Wanda Bertram, a communications strategist for the Prison Policy Initiative, said in an interview on Tuesday that it was necessary for the federal government to step in when state prison agencies continue to have major issues and atrocities within their system.
“Oversight is a critical mechanism for improving conditions behind bars, and it’s also, you know, a mechanism that’s used less today than it has been before,” Ms. Bertram said.
Andrea Armstrong, a professor at Loyola University in New Orleans whose expertise includes criminal justice and incarceration, said that violence accounted for a low percentage of deaths in prisons and jails, according to national data, making the recent deaths in Alabama “atypical.”
“By and large the leading causes of death are first, medical-related issues, particularly in prisons where you’re dealing with older populations on average,” said Professor Armstrong, who also cited suicide and drug overdose as other leading causes of death in prisons.
From 2001 to 2018, the annual mortality rate for inmates in Alabama state prisons who were killed by someone else was 10 inmates per 100,000 prisoners, according to the Bureau of Justice Statistics.
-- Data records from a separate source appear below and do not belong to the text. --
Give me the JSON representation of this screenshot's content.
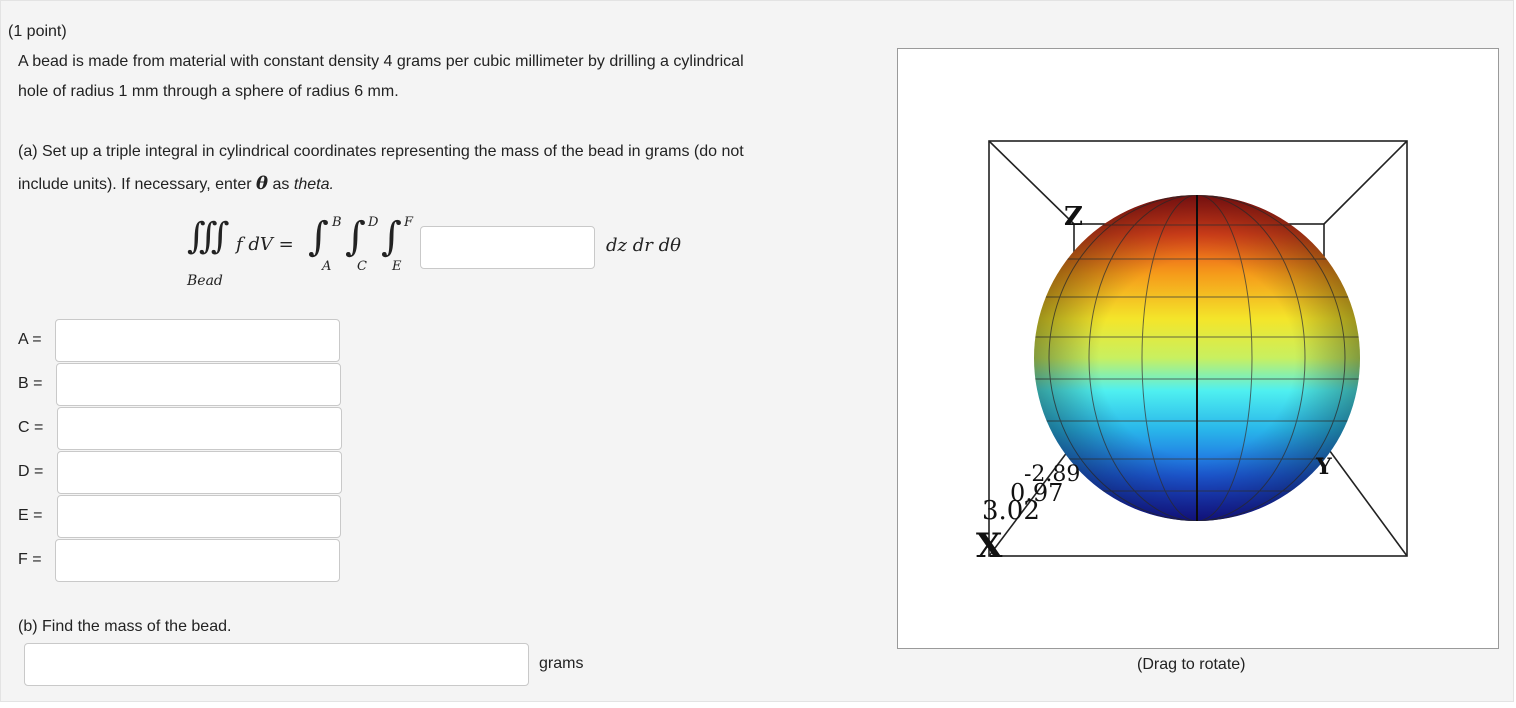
{
  "problem": {
    "points": "(1 point)",
    "intro_line1": "A bead is made from material with constant density 4 grams per cubic millimeter by drilling a cylindrical",
    "intro_line2": "hole of radius 1 mm through a sphere of radius 6 mm.",
    "part_a_line1": "(a) Set up a triple integral in cylindrical coordinates representing the mass of the bead in grams (do not",
    "part_a_line2_pre": "include units). If necessary, enter",
    "part_a_theta_symbol": "θ",
    "part_a_line2_mid": "as",
    "part_a_line2_em": "theta.",
    "part_b": "(b) Find the mass of the bead."
  },
  "integral": {
    "triple_sign": "∭",
    "integrand": "f dV =",
    "region": "Bead",
    "int_sign": "∫",
    "upper1": "B",
    "lower1": "A",
    "upper2": "D",
    "lower2": "C",
    "upper3": "F",
    "lower3": "E",
    "differentials": "dz dr dθ",
    "integrand_value": ""
  },
  "fields": [
    {
      "label": "A =",
      "value": ""
    },
    {
      "label": "B =",
      "value": ""
    },
    {
      "label": "C =",
      "value": ""
    },
    {
      "label": "D =",
      "value": ""
    },
    {
      "label": "E =",
      "value": ""
    },
    {
      "label": "F =",
      "value": ""
    }
  ],
  "mass": {
    "value": "",
    "unit": "grams"
  },
  "viewer": {
    "caption": "(Drag to rotate)",
    "axis_z": "Z",
    "axis_x": "X",
    "axis_y": "Y",
    "tick_labels": [
      "-2.89",
      "0.97",
      "3.02"
    ]
  }
}
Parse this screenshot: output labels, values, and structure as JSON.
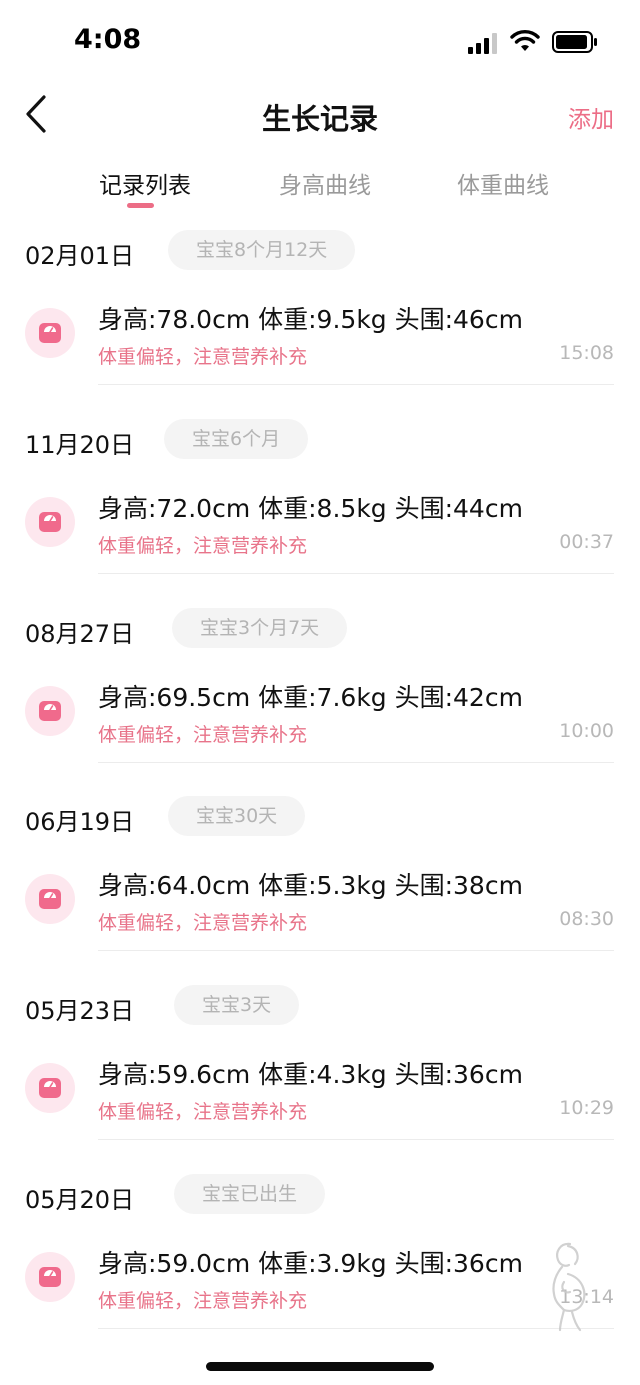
{
  "status_bar": {
    "time": "4:08"
  },
  "nav": {
    "title": "生长记录",
    "add_label": "添加"
  },
  "tabs": [
    {
      "label": "记录列表",
      "active": true
    },
    {
      "label": "身高曲线",
      "active": false
    },
    {
      "label": "体重曲线",
      "active": false
    }
  ],
  "records": [
    {
      "date": "02月01日",
      "age": "宝宝8个月12天",
      "measure": "身高:78.0cm 体重:9.5kg 头围:46cm",
      "advice": "体重偏轻，注意营养补充",
      "time": "15:08"
    },
    {
      "date": "11月20日",
      "age": "宝宝6个月",
      "measure": "身高:72.0cm 体重:8.5kg 头围:44cm",
      "advice": "体重偏轻，注意营养补充",
      "time": "00:37"
    },
    {
      "date": "08月27日",
      "age": "宝宝3个月7天",
      "measure": "身高:69.5cm 体重:7.6kg 头围:42cm",
      "advice": "体重偏轻，注意营养补充",
      "time": "10:00"
    },
    {
      "date": "06月19日",
      "age": "宝宝30天",
      "measure": "身高:64.0cm 体重:5.3kg 头围:38cm",
      "advice": "体重偏轻，注意营养补充",
      "time": "08:30"
    },
    {
      "date": "05月23日",
      "age": "宝宝3天",
      "measure": "身高:59.6cm 体重:4.3kg 头围:36cm",
      "advice": "体重偏轻，注意营养补充",
      "time": "10:29"
    },
    {
      "date": "05月20日",
      "age": "宝宝已出生",
      "measure": "身高:59.0cm 体重:3.9kg 头围:36cm",
      "advice": "体重偏轻，注意营养补充",
      "time": "13:14"
    }
  ],
  "colors": {
    "accent": "#ec6d86",
    "advice_text": "#e8748a",
    "icon_bg": "#fde7ee",
    "badge_bg": "#f4f4f4"
  },
  "icons": {
    "back": "chevron-left-icon",
    "record": "scale-icon",
    "mascot": "pregnant-woman-icon"
  }
}
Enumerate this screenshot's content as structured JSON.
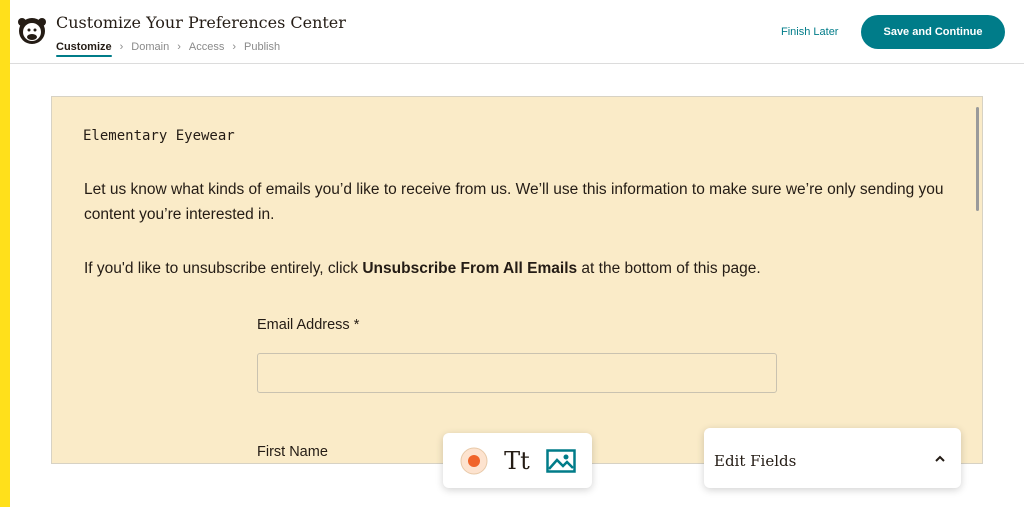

The death rate is higher with causes like heart disease, respiratory illness, cancer and liver disease.
Alabama currently has over 24,000 inmates in its Department of Corrections facilities, according to the department’s website.
Chris England, an Alabama state representative and Democrat, said the conditions within the state’s prisons were “horrendous,” and he has called for Jeff Dunn, commissioner of the state’s Department of Corrections since 2015, to step down.